[[ INPUT DATA, beginning ]]

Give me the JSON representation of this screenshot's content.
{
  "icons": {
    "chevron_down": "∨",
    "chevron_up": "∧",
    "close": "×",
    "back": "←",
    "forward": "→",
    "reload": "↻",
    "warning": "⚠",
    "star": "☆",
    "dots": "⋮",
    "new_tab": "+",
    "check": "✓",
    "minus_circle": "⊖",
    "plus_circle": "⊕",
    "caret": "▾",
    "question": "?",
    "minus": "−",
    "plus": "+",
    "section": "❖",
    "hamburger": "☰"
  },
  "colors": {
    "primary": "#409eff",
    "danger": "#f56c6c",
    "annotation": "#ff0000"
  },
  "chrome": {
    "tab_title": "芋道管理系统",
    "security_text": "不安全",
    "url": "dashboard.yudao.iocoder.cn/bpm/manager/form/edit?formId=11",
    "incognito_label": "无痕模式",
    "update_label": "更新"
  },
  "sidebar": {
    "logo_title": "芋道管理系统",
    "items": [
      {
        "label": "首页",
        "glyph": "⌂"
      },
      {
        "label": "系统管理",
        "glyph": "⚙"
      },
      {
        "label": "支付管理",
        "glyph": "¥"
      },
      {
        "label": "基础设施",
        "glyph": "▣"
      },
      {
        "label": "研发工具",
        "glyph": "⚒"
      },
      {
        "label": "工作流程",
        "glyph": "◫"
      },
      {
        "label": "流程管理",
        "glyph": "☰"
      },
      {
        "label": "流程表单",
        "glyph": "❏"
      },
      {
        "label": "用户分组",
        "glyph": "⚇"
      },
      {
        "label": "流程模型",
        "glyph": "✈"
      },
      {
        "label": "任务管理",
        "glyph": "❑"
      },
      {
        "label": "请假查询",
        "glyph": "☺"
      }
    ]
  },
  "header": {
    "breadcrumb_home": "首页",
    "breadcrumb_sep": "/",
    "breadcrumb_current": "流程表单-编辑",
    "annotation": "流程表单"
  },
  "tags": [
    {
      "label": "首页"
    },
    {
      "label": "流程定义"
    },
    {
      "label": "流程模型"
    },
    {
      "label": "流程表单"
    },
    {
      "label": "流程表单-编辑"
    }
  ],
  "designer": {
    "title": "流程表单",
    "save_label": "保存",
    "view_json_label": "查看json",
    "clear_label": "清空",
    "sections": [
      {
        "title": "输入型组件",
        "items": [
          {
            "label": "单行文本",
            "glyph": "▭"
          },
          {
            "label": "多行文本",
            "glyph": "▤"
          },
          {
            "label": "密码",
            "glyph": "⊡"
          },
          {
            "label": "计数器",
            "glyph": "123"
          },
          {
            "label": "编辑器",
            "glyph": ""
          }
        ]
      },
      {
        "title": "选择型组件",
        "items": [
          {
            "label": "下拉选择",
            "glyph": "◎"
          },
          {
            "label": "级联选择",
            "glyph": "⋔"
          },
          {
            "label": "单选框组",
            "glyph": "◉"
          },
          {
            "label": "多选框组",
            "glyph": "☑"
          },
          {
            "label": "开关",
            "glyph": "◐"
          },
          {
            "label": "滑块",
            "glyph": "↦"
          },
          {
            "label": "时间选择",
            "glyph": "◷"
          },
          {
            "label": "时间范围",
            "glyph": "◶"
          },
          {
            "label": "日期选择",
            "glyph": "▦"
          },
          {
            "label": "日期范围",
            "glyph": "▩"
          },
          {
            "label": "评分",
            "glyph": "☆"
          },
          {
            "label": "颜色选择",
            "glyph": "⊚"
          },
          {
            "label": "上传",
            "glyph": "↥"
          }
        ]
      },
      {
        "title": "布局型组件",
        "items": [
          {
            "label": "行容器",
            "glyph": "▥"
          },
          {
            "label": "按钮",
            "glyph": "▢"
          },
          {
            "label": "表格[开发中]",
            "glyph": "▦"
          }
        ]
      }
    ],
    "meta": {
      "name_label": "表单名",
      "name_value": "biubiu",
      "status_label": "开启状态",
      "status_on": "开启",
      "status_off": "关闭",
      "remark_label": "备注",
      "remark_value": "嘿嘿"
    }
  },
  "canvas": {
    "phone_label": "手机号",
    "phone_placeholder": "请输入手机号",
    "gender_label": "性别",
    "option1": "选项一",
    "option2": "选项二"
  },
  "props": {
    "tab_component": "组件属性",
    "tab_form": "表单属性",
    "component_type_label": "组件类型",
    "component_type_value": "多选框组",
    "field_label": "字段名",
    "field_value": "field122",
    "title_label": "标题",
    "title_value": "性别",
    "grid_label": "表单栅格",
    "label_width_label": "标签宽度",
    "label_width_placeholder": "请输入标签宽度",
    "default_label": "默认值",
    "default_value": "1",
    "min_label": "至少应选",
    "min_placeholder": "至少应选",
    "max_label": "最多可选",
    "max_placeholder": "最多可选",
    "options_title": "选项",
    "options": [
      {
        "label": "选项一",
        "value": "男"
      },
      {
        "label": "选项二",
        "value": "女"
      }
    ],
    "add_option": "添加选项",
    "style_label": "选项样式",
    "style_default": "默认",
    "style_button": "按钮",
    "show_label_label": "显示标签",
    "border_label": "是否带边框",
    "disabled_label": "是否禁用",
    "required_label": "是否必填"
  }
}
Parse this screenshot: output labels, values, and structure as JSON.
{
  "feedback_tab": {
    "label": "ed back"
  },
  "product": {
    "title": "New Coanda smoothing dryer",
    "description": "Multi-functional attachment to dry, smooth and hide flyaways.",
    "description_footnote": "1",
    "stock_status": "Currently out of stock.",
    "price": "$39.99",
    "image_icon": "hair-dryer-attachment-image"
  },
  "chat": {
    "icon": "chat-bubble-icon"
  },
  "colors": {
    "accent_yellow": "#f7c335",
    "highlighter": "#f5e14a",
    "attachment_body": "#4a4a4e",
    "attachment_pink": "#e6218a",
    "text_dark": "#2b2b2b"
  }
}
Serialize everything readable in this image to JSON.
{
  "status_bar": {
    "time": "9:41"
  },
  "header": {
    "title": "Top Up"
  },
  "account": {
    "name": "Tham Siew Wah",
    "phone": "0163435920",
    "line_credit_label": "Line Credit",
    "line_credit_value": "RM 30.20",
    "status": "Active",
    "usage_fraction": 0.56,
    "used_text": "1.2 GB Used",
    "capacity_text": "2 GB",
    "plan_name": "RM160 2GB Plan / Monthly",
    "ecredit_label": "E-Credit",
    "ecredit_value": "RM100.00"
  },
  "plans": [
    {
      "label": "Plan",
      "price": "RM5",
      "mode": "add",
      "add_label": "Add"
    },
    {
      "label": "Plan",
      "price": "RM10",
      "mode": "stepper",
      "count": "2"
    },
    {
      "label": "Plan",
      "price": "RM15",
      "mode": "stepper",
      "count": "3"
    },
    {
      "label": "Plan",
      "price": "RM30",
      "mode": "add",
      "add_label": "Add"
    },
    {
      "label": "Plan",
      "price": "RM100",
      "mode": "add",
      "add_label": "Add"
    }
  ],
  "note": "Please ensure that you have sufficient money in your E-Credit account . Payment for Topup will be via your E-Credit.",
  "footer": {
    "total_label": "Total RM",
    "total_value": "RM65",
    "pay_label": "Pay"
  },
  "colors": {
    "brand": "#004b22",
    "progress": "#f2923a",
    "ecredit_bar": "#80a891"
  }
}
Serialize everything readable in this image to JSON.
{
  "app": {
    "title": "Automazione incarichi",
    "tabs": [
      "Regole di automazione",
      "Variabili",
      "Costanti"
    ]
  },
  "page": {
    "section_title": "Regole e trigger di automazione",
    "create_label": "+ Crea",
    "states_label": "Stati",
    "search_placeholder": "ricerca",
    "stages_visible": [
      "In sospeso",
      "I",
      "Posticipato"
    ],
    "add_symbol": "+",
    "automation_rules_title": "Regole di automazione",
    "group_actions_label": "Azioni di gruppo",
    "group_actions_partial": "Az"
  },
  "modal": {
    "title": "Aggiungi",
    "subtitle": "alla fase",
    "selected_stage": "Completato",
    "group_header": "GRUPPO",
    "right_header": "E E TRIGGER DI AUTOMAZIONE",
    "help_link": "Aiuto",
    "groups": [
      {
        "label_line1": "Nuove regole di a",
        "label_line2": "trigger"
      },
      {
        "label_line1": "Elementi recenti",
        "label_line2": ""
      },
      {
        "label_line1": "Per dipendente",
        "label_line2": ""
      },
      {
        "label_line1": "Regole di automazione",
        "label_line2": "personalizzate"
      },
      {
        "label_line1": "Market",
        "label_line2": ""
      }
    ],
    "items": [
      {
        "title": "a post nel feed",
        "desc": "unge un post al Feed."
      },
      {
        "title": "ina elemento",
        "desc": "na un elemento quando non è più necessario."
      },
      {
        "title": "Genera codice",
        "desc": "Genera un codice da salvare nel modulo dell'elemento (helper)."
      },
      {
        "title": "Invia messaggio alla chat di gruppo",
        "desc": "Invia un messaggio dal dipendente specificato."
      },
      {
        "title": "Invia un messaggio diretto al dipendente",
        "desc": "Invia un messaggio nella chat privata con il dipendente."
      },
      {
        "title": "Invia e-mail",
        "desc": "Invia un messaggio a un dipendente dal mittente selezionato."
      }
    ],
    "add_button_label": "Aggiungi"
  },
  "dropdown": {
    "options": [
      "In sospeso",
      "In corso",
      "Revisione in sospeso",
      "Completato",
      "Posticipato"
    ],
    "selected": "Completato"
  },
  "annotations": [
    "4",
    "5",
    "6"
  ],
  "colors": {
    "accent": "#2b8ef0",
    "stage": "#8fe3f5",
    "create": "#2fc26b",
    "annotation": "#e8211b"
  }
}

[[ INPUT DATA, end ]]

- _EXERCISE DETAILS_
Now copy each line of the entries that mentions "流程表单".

- _SOLUTION BELOW_
        "label": "流程表单",
    "breadcrumb_current": "流程表单-编辑",
    "annotation": "流程表单"
      "label": "流程表单"
      "label": "流程表单-编辑"
    "title": "流程表单",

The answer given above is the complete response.